======== Source material ========

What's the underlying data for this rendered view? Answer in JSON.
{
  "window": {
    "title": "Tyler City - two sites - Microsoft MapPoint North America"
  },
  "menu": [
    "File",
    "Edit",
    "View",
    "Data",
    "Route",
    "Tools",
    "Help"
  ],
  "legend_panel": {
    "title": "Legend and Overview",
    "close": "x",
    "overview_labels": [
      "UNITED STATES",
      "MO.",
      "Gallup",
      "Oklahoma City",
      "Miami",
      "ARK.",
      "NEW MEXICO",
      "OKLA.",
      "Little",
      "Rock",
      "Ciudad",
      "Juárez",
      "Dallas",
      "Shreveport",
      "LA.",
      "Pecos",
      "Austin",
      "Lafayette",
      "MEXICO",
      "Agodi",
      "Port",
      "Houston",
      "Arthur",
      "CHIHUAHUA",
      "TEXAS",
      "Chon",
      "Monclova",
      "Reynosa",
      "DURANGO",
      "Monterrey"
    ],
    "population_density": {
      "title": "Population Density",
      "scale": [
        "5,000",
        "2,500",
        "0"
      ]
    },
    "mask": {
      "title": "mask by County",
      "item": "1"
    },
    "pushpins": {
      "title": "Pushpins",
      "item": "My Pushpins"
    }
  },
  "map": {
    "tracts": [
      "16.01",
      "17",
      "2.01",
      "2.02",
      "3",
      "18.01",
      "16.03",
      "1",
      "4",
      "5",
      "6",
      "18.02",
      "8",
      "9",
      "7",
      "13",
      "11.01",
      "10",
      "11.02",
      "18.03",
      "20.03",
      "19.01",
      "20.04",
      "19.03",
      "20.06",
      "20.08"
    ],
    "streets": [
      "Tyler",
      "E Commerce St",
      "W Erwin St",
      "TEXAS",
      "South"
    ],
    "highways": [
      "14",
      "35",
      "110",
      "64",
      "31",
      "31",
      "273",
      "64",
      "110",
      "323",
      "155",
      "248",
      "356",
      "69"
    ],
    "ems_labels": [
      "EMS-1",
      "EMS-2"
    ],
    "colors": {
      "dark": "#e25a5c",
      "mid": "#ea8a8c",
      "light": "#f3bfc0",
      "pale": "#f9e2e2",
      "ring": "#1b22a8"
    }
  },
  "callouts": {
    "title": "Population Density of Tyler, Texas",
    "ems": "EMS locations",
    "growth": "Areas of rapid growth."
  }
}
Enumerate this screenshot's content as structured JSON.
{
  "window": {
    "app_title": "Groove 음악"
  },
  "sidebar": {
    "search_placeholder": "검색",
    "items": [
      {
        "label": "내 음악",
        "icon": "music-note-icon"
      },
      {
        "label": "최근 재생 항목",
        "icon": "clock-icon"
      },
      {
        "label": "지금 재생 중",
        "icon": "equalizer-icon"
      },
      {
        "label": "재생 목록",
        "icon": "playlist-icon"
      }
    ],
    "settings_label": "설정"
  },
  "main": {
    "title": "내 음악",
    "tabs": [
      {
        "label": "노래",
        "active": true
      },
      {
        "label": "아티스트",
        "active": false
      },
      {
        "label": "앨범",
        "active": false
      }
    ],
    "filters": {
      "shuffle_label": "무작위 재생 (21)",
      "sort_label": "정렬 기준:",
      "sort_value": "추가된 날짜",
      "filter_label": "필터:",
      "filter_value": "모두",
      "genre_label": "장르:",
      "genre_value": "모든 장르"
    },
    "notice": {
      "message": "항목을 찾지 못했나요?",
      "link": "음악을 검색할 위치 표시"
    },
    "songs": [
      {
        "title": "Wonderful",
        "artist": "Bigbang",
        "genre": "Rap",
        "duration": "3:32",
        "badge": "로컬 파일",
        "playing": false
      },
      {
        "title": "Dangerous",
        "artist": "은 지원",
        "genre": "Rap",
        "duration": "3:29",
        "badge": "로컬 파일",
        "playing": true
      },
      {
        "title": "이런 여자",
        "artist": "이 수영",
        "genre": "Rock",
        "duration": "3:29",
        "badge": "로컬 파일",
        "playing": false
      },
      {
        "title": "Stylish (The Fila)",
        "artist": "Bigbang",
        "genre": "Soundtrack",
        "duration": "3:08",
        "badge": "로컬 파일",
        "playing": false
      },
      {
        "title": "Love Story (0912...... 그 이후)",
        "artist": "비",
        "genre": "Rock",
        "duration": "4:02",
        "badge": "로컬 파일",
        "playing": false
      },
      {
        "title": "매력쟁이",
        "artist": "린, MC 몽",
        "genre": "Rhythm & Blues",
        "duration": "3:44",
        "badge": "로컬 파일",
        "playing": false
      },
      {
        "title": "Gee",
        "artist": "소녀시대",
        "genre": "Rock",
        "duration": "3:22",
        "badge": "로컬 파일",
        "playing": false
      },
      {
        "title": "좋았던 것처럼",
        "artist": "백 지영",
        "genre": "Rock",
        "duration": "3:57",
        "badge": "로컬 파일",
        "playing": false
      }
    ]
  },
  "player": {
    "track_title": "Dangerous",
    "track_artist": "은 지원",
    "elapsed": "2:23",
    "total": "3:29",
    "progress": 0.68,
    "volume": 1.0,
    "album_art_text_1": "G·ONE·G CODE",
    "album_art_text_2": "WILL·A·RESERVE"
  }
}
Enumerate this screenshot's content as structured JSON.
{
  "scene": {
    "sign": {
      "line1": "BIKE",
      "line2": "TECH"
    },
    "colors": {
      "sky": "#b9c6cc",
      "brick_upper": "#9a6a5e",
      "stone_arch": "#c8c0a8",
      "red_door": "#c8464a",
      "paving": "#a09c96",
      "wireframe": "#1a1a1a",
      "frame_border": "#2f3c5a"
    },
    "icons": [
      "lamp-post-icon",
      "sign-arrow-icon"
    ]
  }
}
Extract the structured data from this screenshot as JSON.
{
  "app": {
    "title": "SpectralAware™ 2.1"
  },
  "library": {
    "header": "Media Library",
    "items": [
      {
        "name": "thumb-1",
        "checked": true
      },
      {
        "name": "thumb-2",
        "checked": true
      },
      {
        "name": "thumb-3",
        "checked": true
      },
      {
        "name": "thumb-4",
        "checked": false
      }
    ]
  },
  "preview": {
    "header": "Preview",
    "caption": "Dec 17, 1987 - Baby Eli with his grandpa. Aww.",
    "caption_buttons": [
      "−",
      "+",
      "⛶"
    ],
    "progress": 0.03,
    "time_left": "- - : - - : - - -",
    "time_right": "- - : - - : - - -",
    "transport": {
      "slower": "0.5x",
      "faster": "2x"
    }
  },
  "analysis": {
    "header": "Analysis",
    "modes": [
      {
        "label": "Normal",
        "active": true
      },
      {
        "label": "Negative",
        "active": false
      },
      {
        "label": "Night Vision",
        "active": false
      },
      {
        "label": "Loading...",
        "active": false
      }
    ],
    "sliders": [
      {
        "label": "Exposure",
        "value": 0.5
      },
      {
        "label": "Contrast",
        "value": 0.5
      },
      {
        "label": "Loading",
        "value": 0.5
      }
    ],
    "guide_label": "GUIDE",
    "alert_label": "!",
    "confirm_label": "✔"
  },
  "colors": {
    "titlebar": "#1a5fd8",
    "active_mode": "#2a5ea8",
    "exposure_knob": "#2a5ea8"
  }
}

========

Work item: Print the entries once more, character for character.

Answer section:
What's the underlying data for this rendered view? Answer in JSON.
{
  "window": {
    "title": "Tyler City - two sites - Microsoft MapPoint North America"
  },
  "menu": [
    "File",
    "Edit",
    "View",
    "Data",
    "Route",
    "Tools",
    "Help"
  ],
  "legend_panel": {
    "title": "Legend and Overview",
    "close": "x",
    "overview_labels": [
      "UNITED STATES",
      "MO.",
      "Gallup",
      "Oklahoma City",
      "Miami",
      "ARK.",
      "NEW MEXICO",
      "OKLA.",
      "Little",
      "Rock",
      "Ciudad",
      "Juárez",
      "Dallas",
      "Shreveport",
      "LA.",
      "Pecos",
      "Austin",
      "Lafayette",
      "MEXICO",
      "Agodi",
      "Port",
      "Houston",
      "Arthur",
      "CHIHUAHUA",
      "TEXAS",
      "Chon",
      "Monclova",
      "Reynosa",
      "DURANGO",
      "Monterrey"
    ],
    "population_density": {
      "title": "Population Density",
      "scale": [
        "5,000",
        "2,500",
        "0"
      ]
    },
    "mask": {
      "title": "mask by County",
      "item": "1"
    },
    "pushpins": {
      "title": "Pushpins",
      "item": "My Pushpins"
    }
  },
  "map": {
    "tracts": [
      "16.01",
      "17",
      "2.01",
      "2.02",
      "3",
      "18.01",
      "16.03",
      "1",
      "4",
      "5",
      "6",
      "18.02",
      "8",
      "9",
      "7",
      "13",
      "11.01",
      "10",
      "11.02",
      "18.03",
      "20.03",
      "19.01",
      "20.04",
      "19.03",
      "20.06",
      "20.08"
    ],
    "streets": [
      "Tyler",
      "E Commerce St",
      "W Erwin St",
      "TEXAS",
      "South"
    ],
    "highways": [
      "14",
      "35",
      "110",
      "64",
      "31",
      "31",
      "273",
      "64",
      "110",
      "323",
      "155",
      "248",
      "356",
      "69"
    ],
    "ems_labels": [
      "EMS-1",
      "EMS-2"
    ],
    "colors": {
      "dark": "#e25a5c",
      "mid": "#ea8a8c",
      "light": "#f3bfc0",
      "pale": "#f9e2e2",
      "ring": "#1b22a8"
    }
  },
  "callouts": {
    "title": "Population Density of Tyler, Texas",
    "ems": "EMS locations",
    "growth": "Areas of rapid growth."
  }
}
Enumerate this screenshot's content as structured JSON.
{
  "window": {
    "app_title": "Groove 음악"
  },
  "sidebar": {
    "search_placeholder": "검색",
    "items": [
      {
        "label": "내 음악",
        "icon": "music-note-icon"
      },
      {
        "label": "최근 재생 항목",
        "icon": "clock-icon"
      },
      {
        "label": "지금 재생 중",
        "icon": "equalizer-icon"
      },
      {
        "label": "재생 목록",
        "icon": "playlist-icon"
      }
    ],
    "settings_label": "설정"
  },
  "main": {
    "title": "내 음악",
    "tabs": [
      {
        "label": "노래",
        "active": true
      },
      {
        "label": "아티스트",
        "active": false
      },
      {
        "label": "앨범",
        "active": false
      }
    ],
    "filters": {
      "shuffle_label": "무작위 재생 (21)",
      "sort_label": "정렬 기준:",
      "sort_value": "추가된 날짜",
      "filter_label": "필터:",
      "filter_value": "모두",
      "genre_label": "장르:",
      "genre_value": "모든 장르"
    },
    "notice": {
      "message": "항목을 찾지 못했나요?",
      "link": "음악을 검색할 위치 표시"
    },
    "songs": [
      {
        "title": "Wonderful",
        "artist": "Bigbang",
        "genre": "Rap",
        "duration": "3:32",
        "badge": "로컬 파일",
        "playing": false
      },
      {
        "title": "Dangerous",
        "artist": "은 지원",
        "genre": "Rap",
        "duration": "3:29",
        "badge": "로컬 파일",
        "playing": true
      },
      {
        "title": "이런 여자",
        "artist": "이 수영",
        "genre": "Rock",
        "duration": "3:29",
        "badge": "로컬 파일",
        "playing": false
      },
      {
        "title": "Stylish (The Fila)",
        "artist": "Bigbang",
        "genre": "Soundtrack",
        "duration": "3:08",
        "badge": "로컬 파일",
        "playing": false
      },
      {
        "title": "Love Story (0912...... 그 이후)",
        "artist": "비",
        "genre": "Rock",
        "duration": "4:02",
        "badge": "로컬 파일",
        "playing": false
      },
      {
        "title": "매력쟁이",
        "artist": "린, MC 몽",
        "genre": "Rhythm & Blues",
        "duration": "3:44",
        "badge": "로컬 파일",
        "playing": false
      },
      {
        "title": "Gee",
        "artist": "소녀시대",
        "genre": "Rock",
        "duration": "3:22",
        "badge": "로컬 파일",
        "playing": false
      },
      {
        "title": "좋았던 것처럼",
        "artist": "백 지영",
        "genre": "Rock",
        "duration": "3:57",
        "badge": "로컬 파일",
        "playing": false
      }
    ]
  },
  "player": {
    "track_title": "Dangerous",
    "track_artist": "은 지원",
    "elapsed": "2:23",
    "total": "3:29",
    "progress": 0.68,
    "volume": 1.0,
    "album_art_text_1": "G·ONE·G CODE",
    "album_art_text_2": "WILL·A·RESERVE"
  }
}
Enumerate this screenshot's content as structured JSON.
{
  "scene": {
    "sign": {
      "line1": "BIKE",
      "line2": "TECH"
    },
    "colors": {
      "sky": "#b9c6cc",
      "brick_upper": "#9a6a5e",
      "stone_arch": "#c8c0a8",
      "red_door": "#c8464a",
      "paving": "#a09c96",
      "wireframe": "#1a1a1a",
      "frame_border": "#2f3c5a"
    },
    "icons": [
      "lamp-post-icon",
      "sign-arrow-icon"
    ]
  }
}
Extract the structured data from this screenshot as JSON.
{
  "app": {
    "title": "SpectralAware™ 2.1"
  },
  "library": {
    "header": "Media Library",
    "items": [
      {
        "name": "thumb-1",
        "checked": true
      },
      {
        "name": "thumb-2",
        "checked": true
      },
      {
        "name": "thumb-3",
        "checked": true
      },
      {
        "name": "thumb-4",
        "checked": false
      }
    ]
  },
  "preview": {
    "header": "Preview",
    "caption": "Dec 17, 1987 - Baby Eli with his grandpa. Aww.",
    "caption_buttons": [
      "−",
      "+",
      "⛶"
    ],
    "progress": 0.03,
    "time_left": "- - : - - : - - -",
    "time_right": "- - : - - : - - -",
    "transport": {
      "slower": "0.5x",
      "faster": "2x"
    }
  },
  "analysis": {
    "header": "Analysis",
    "modes": [
      {
        "label": "Normal",
        "active": true
      },
      {
        "label": "Negative",
        "active": false
      },
      {
        "label": "Night Vision",
        "active": false
      },
      {
        "label": "Loading...",
        "active": false
      }
    ],
    "sliders": [
      {
        "label": "Exposure",
        "value": 0.5
      },
      {
        "label": "Contrast",
        "value": 0.5
      },
      {
        "label": "Loading",
        "value": 0.5
      }
    ],
    "guide_label": "GUIDE",
    "alert_label": "!",
    "confirm_label": "✔"
  },
  "colors": {
    "titlebar": "#1a5fd8",
    "active_mode": "#2a5ea8",
    "exposure_knob": "#2a5ea8"
  }
}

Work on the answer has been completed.